App and web page records:
--
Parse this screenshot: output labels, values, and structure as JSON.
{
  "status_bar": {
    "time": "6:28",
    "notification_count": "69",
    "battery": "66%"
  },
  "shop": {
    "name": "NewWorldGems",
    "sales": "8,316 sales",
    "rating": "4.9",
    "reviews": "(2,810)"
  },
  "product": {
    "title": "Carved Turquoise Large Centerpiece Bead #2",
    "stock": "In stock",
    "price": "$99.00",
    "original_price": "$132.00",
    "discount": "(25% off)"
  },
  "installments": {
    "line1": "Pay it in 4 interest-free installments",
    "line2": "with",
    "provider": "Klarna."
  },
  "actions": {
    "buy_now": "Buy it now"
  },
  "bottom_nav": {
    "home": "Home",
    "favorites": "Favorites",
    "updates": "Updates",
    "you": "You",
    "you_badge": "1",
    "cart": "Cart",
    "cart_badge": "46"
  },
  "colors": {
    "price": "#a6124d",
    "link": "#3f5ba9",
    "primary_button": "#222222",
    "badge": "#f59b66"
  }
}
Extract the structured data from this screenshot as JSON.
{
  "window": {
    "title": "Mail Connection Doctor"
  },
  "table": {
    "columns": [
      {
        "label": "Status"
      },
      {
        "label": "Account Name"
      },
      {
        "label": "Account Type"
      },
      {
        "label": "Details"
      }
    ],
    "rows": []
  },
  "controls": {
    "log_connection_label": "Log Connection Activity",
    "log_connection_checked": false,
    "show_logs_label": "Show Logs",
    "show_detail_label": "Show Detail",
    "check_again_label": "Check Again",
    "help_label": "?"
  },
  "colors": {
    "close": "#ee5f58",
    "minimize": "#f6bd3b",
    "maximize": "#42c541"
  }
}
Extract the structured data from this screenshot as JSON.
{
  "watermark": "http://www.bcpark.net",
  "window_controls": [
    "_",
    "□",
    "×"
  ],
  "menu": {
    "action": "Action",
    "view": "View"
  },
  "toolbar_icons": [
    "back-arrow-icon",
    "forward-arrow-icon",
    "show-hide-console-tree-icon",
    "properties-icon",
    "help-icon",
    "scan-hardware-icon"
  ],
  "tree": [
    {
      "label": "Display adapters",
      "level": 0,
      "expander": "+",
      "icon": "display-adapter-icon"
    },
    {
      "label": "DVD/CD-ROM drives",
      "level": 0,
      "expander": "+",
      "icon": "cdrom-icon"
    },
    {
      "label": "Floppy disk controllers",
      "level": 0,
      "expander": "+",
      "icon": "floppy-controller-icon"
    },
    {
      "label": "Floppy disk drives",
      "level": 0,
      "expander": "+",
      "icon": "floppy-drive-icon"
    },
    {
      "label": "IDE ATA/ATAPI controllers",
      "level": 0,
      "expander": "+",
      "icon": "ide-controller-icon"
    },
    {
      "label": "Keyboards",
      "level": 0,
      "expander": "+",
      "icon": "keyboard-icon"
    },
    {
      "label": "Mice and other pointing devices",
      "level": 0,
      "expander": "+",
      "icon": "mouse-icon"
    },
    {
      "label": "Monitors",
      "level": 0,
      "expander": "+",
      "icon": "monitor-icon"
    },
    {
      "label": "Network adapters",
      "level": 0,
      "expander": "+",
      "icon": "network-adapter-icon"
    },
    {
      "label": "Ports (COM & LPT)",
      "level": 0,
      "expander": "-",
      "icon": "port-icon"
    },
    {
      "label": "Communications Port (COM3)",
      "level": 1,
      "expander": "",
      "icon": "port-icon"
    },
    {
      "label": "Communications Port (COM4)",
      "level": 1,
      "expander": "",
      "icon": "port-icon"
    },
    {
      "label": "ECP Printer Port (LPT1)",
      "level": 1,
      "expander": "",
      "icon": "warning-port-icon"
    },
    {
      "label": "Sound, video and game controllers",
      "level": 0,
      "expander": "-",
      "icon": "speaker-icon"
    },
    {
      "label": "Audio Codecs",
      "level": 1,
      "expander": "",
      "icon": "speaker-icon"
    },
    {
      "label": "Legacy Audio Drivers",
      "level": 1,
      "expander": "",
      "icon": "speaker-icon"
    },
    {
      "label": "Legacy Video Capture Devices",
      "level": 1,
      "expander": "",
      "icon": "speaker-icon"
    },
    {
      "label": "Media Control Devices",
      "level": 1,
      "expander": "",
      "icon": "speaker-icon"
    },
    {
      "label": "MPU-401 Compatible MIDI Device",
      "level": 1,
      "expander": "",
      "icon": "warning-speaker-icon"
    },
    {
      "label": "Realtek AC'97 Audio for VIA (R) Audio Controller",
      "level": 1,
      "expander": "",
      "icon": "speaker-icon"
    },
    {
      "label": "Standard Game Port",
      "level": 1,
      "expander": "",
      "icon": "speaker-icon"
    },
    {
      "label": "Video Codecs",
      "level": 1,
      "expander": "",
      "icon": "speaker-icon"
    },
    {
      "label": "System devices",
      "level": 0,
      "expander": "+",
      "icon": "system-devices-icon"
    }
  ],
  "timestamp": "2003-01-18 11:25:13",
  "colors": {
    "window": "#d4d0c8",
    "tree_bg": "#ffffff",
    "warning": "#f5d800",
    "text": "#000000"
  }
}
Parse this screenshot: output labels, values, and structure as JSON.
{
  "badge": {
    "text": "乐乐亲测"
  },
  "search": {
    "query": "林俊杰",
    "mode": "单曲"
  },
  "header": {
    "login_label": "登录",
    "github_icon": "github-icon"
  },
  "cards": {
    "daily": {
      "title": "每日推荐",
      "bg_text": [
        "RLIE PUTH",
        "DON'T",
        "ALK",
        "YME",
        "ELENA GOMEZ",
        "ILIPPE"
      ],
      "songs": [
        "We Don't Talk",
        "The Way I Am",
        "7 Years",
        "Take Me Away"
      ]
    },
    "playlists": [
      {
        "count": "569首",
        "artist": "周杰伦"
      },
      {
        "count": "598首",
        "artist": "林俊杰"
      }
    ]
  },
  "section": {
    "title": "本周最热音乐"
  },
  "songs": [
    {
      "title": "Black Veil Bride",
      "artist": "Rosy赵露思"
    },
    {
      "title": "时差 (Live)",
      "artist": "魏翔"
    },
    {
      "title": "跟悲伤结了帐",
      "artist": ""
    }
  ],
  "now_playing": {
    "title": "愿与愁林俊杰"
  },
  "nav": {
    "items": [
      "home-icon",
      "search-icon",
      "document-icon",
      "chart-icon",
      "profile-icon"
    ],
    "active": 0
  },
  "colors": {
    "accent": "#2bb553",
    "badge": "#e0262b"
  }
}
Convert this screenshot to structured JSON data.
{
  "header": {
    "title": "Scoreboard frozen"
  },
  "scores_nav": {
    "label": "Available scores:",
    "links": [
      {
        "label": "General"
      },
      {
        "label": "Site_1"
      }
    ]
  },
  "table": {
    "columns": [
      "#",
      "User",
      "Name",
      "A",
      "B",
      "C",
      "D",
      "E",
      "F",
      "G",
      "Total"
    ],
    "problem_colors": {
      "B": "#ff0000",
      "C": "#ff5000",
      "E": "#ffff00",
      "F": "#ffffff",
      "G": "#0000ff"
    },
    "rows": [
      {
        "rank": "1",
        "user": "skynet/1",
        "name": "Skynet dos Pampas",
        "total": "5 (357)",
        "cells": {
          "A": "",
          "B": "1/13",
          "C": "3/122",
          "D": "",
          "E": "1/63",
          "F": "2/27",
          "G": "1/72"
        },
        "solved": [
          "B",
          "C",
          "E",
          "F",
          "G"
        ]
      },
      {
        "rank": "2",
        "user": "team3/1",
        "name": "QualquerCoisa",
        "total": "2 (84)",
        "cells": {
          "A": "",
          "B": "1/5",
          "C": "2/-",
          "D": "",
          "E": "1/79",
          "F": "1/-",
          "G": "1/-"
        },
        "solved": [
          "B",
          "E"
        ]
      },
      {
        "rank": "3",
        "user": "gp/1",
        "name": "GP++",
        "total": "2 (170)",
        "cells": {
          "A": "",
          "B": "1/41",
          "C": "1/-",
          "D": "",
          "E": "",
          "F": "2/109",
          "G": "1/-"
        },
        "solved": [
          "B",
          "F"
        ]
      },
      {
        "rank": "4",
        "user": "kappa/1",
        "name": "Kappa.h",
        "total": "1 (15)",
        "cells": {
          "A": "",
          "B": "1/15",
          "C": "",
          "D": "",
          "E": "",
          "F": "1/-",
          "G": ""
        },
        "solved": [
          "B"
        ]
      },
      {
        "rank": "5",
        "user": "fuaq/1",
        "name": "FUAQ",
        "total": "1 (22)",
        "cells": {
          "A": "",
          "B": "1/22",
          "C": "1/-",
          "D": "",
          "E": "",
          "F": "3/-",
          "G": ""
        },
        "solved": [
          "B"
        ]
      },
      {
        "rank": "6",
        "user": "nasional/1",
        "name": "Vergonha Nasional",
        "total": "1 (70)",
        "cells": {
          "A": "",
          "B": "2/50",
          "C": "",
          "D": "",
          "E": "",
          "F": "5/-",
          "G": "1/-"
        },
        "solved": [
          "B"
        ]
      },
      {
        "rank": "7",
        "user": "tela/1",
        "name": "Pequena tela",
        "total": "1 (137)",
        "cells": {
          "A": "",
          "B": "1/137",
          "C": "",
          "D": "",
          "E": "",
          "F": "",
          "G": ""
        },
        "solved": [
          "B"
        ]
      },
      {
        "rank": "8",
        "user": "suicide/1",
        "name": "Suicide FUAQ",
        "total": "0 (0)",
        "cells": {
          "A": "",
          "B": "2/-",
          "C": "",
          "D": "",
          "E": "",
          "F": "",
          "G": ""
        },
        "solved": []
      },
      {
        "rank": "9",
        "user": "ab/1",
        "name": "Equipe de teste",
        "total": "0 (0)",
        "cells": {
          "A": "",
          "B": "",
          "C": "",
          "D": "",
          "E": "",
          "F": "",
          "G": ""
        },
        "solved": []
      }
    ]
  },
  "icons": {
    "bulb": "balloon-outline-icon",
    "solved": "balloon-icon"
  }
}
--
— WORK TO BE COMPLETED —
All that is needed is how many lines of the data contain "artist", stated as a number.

— SOLUTION —
5